● **Given records**:
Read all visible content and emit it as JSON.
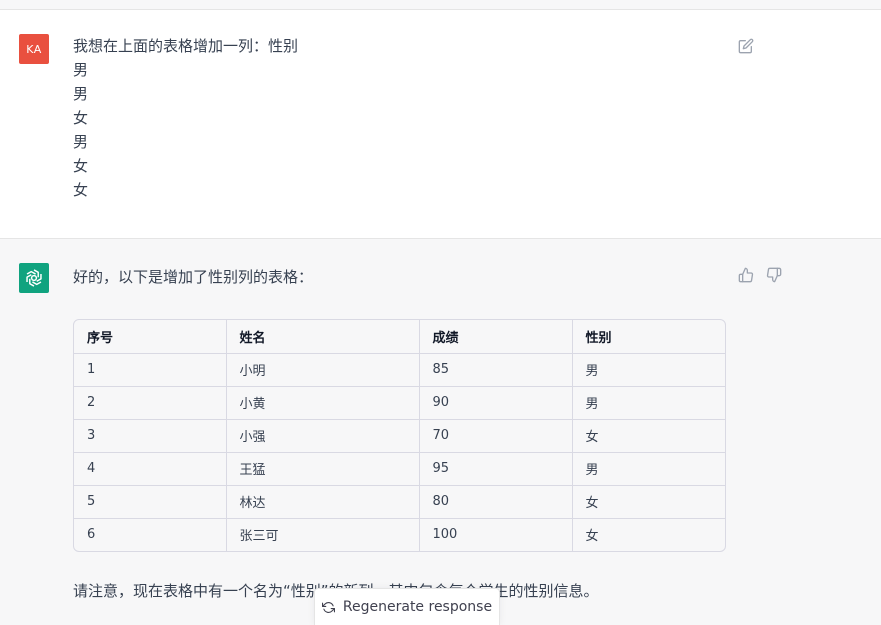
{
  "user_message": {
    "avatar_initials": "KA",
    "lines": [
      "我想在上面的表格增加一列：性别",
      "男",
      "男",
      "女",
      "男",
      "女",
      "女"
    ]
  },
  "assistant_message": {
    "intro": "好的，以下是增加了性别列的表格：",
    "table": {
      "headers": [
        "序号",
        "姓名",
        "成绩",
        "性别"
      ],
      "rows": [
        [
          "1",
          "小明",
          "85",
          "男"
        ],
        [
          "2",
          "小黄",
          "90",
          "男"
        ],
        [
          "3",
          "小强",
          "70",
          "女"
        ],
        [
          "4",
          "王猛",
          "95",
          "男"
        ],
        [
          "5",
          "林达",
          "80",
          "女"
        ],
        [
          "6",
          "张三可",
          "100",
          "女"
        ]
      ]
    },
    "note": "请注意，现在表格中有一个名为“性别”的新列，其中包含每个学生的性别信息。"
  },
  "footer": {
    "regenerate_label": "Regenerate response",
    "regenerate_icon": "refresh-icon"
  },
  "colors": {
    "user_avatar": "#e9503f",
    "assistant_avatar": "#10a37f",
    "assistant_background": "#f7f7f8"
  }
}
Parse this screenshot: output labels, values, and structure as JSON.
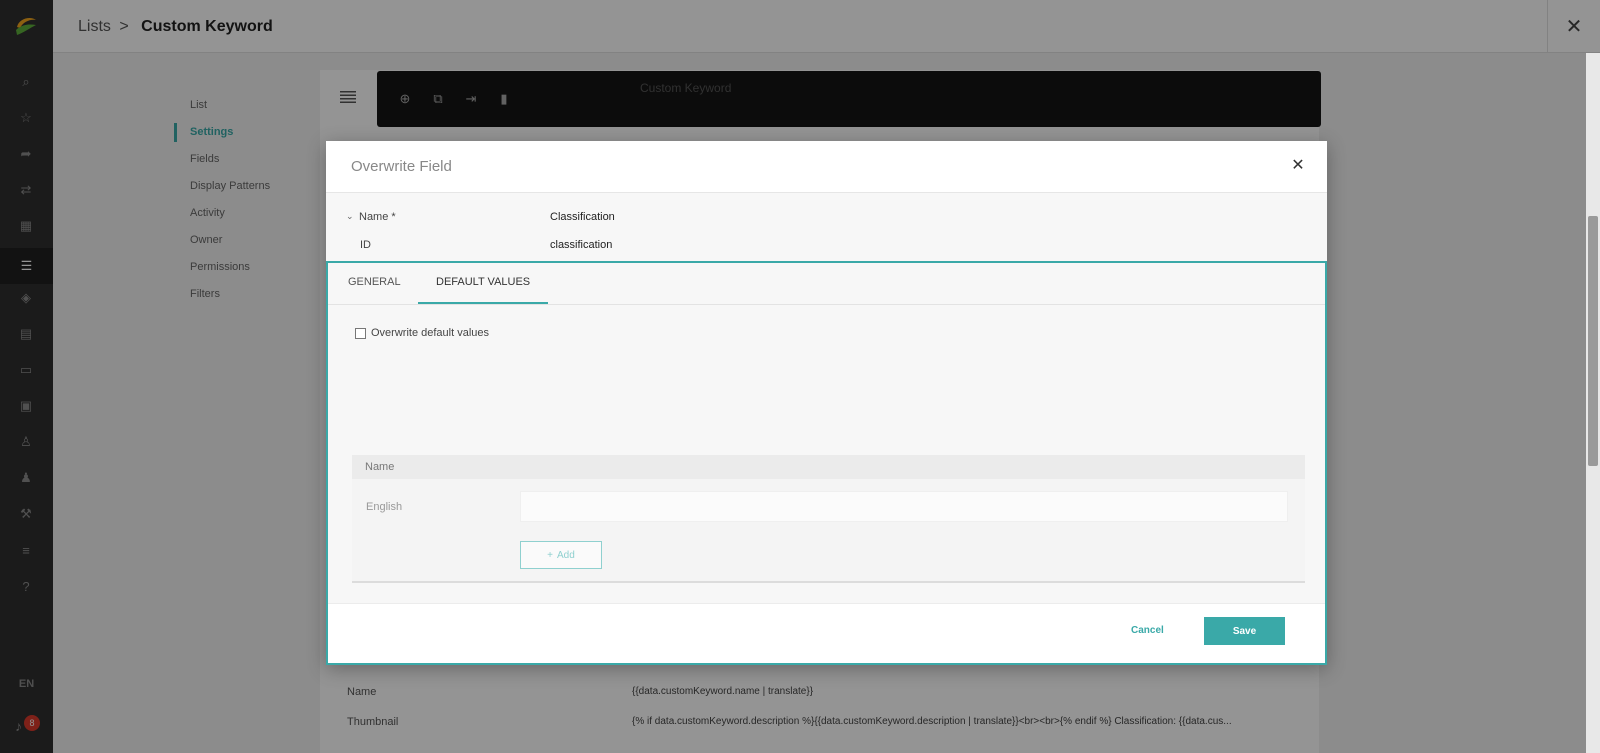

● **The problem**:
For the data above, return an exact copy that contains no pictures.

● **Reply**:
Read all visible content and emit it as JSON.
{
  "user_message": {
    "avatar_initials": "KA",
    "lines": [
      "我想在上面的表格增加一列：性别",
      "男",
      "男",
      "女",
      "男",
      "女",
      "女"
    ]
  },
  "assistant_message": {
    "intro": "好的，以下是增加了性别列的表格：",
    "table": {
      "headers": [
        "序号",
        "姓名",
        "成绩",
        "性别"
      ],
      "rows": [
        [
          "1",
          "小明",
          "85",
          "男"
        ],
        [
          "2",
          "小黄",
          "90",
          "男"
        ],
        [
          "3",
          "小强",
          "70",
          "女"
        ],
        [
          "4",
          "王猛",
          "95",
          "男"
        ],
        [
          "5",
          "林达",
          "80",
          "女"
        ],
        [
          "6",
          "张三可",
          "100",
          "女"
        ]
      ]
    },
    "note": "请注意，现在表格中有一个名为“性别”的新列，其中包含每个学生的性别信息。"
  },
  "footer": {
    "regenerate_label": "Regenerate response",
    "regenerate_icon": "refresh-icon"
  },
  "colors": {
    "user_avatar": "#e9503f",
    "assistant_avatar": "#10a37f",
    "assistant_background": "#f7f7f8"
  }
}
Parse this screenshot: output labels, values, and structure as JSON.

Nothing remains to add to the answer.